→ **Data extracted from a collection**:
= = = = =

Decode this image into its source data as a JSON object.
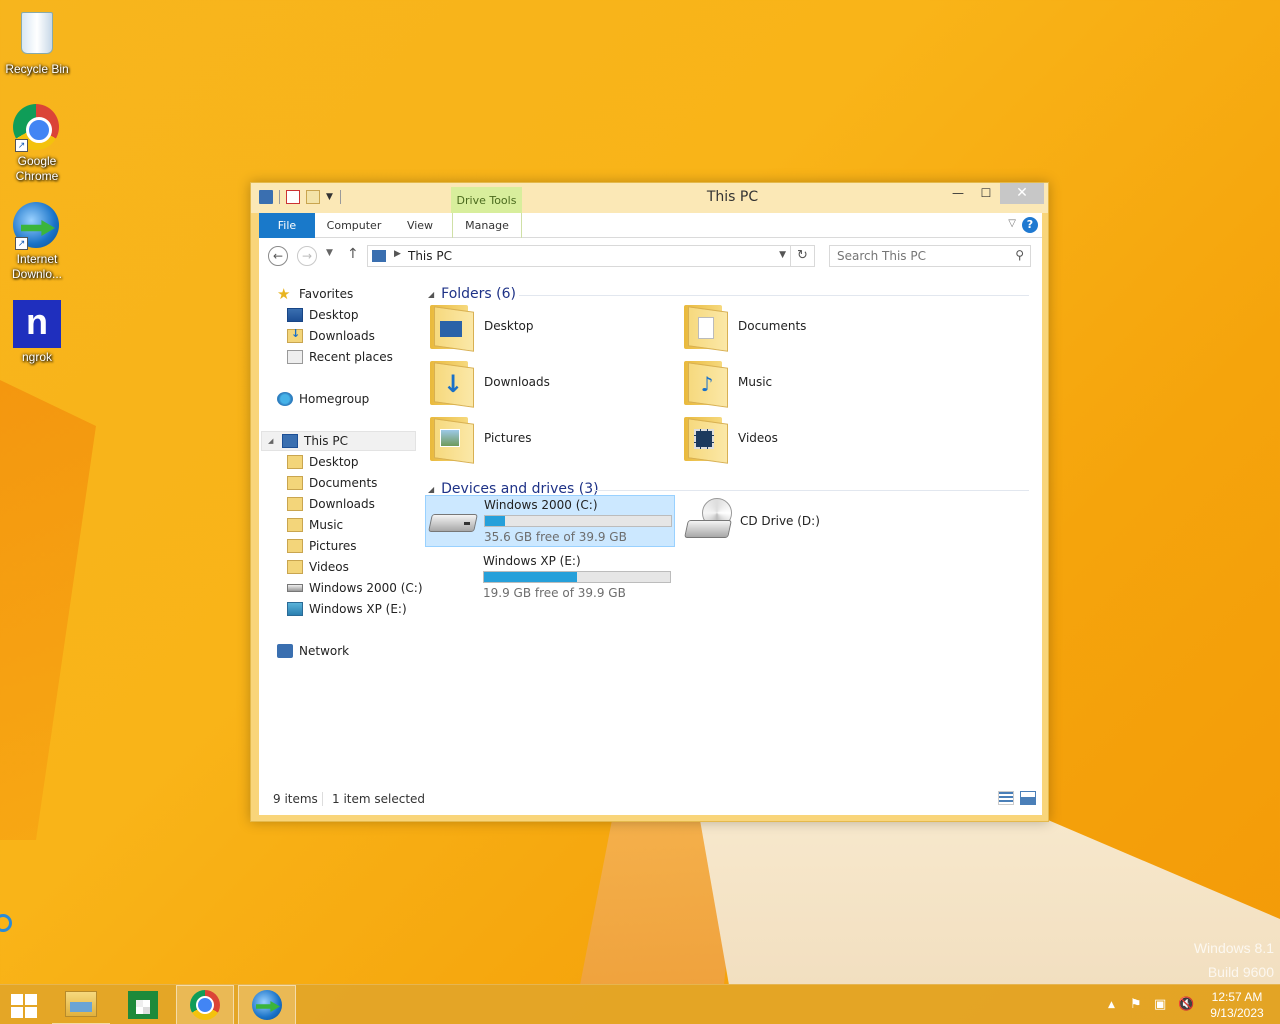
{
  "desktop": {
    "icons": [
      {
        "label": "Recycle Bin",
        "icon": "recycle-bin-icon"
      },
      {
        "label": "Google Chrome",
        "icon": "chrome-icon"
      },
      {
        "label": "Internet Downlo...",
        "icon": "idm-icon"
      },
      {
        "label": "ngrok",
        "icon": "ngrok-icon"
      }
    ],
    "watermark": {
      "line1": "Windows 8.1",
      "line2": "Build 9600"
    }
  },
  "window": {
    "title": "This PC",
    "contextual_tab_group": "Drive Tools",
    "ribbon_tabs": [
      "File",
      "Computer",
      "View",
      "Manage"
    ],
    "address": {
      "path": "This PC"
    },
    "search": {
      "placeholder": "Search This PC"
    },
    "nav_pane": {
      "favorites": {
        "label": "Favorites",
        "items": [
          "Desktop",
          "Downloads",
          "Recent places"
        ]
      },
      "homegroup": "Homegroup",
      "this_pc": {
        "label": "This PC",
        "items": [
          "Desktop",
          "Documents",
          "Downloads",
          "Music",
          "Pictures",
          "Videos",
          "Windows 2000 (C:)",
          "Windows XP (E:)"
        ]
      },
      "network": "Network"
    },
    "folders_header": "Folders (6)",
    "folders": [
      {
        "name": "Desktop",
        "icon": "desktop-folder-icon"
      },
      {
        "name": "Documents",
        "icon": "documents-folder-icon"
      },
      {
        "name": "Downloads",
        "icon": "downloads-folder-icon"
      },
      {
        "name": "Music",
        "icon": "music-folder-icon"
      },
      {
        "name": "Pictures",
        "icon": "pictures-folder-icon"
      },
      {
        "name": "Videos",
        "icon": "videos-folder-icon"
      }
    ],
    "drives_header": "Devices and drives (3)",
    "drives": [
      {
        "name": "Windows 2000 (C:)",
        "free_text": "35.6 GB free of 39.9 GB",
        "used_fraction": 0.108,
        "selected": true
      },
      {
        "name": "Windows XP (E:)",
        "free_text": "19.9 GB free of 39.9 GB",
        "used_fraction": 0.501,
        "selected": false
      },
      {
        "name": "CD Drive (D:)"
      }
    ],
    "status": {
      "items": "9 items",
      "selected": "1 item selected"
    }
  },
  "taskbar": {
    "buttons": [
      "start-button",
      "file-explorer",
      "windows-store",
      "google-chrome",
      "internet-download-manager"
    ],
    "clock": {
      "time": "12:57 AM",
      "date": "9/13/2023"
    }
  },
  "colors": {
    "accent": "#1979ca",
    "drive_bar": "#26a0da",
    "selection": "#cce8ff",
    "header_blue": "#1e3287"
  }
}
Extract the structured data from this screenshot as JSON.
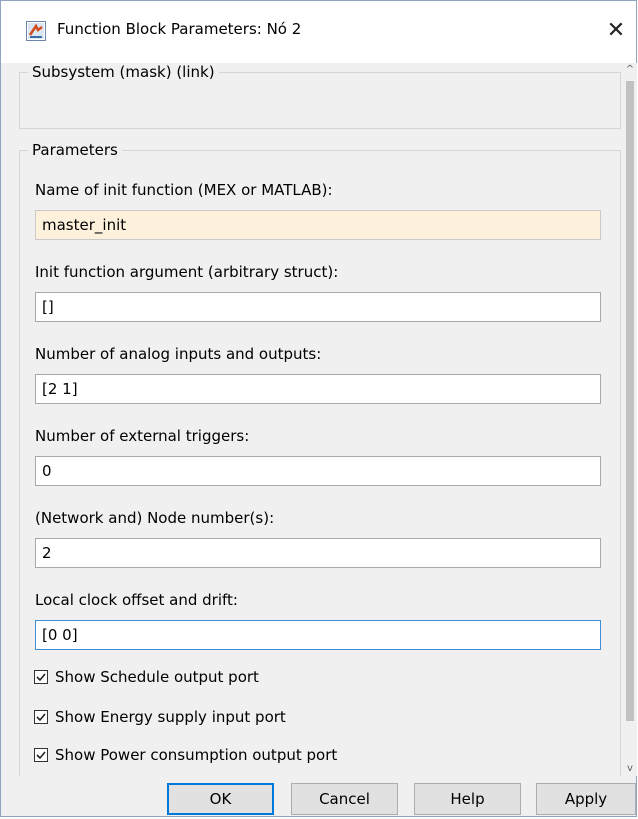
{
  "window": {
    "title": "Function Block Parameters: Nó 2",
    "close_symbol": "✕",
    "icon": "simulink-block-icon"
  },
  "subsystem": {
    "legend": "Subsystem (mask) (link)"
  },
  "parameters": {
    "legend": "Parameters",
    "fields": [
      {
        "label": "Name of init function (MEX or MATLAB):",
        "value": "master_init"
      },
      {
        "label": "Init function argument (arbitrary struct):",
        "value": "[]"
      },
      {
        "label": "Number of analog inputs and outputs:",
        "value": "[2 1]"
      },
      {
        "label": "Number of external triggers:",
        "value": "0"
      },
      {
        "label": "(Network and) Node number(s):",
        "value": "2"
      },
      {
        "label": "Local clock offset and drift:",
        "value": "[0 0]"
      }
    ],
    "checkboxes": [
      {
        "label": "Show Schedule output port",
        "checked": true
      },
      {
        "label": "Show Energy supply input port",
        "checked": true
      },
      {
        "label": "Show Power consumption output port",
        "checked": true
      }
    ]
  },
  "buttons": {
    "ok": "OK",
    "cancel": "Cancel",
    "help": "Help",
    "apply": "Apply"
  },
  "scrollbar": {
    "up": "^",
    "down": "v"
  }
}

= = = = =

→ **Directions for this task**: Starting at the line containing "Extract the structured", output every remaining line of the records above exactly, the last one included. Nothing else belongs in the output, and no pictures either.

→ **Output of the exercise**:
Extract the structured data from this screenshot as JSON.
{
  "window": {
    "title": "Function Block Parameters: Nó 2",
    "close_symbol": "✕",
    "icon": "simulink-block-icon"
  },
  "subsystem": {
    "legend": "Subsystem (mask) (link)"
  },
  "parameters": {
    "legend": "Parameters",
    "fields": [
      {
        "label": "Name of init function (MEX or MATLAB):",
        "value": "master_init"
      },
      {
        "label": "Init function argument (arbitrary struct):",
        "value": "[]"
      },
      {
        "label": "Number of analog inputs and outputs:",
        "value": "[2 1]"
      },
      {
        "label": "Number of external triggers:",
        "value": "0"
      },
      {
        "label": "(Network and) Node number(s):",
        "value": "2"
      },
      {
        "label": "Local clock offset and drift:",
        "value": "[0 0]"
      }
    ],
    "checkboxes": [
      {
        "label": "Show Schedule output port",
        "checked": true
      },
      {
        "label": "Show Energy supply input port",
        "checked": true
      },
      {
        "label": "Show Power consumption output port",
        "checked": true
      }
    ]
  },
  "buttons": {
    "ok": "OK",
    "cancel": "Cancel",
    "help": "Help",
    "apply": "Apply"
  },
  "scrollbar": {
    "up": "^",
    "down": "v"
  }
}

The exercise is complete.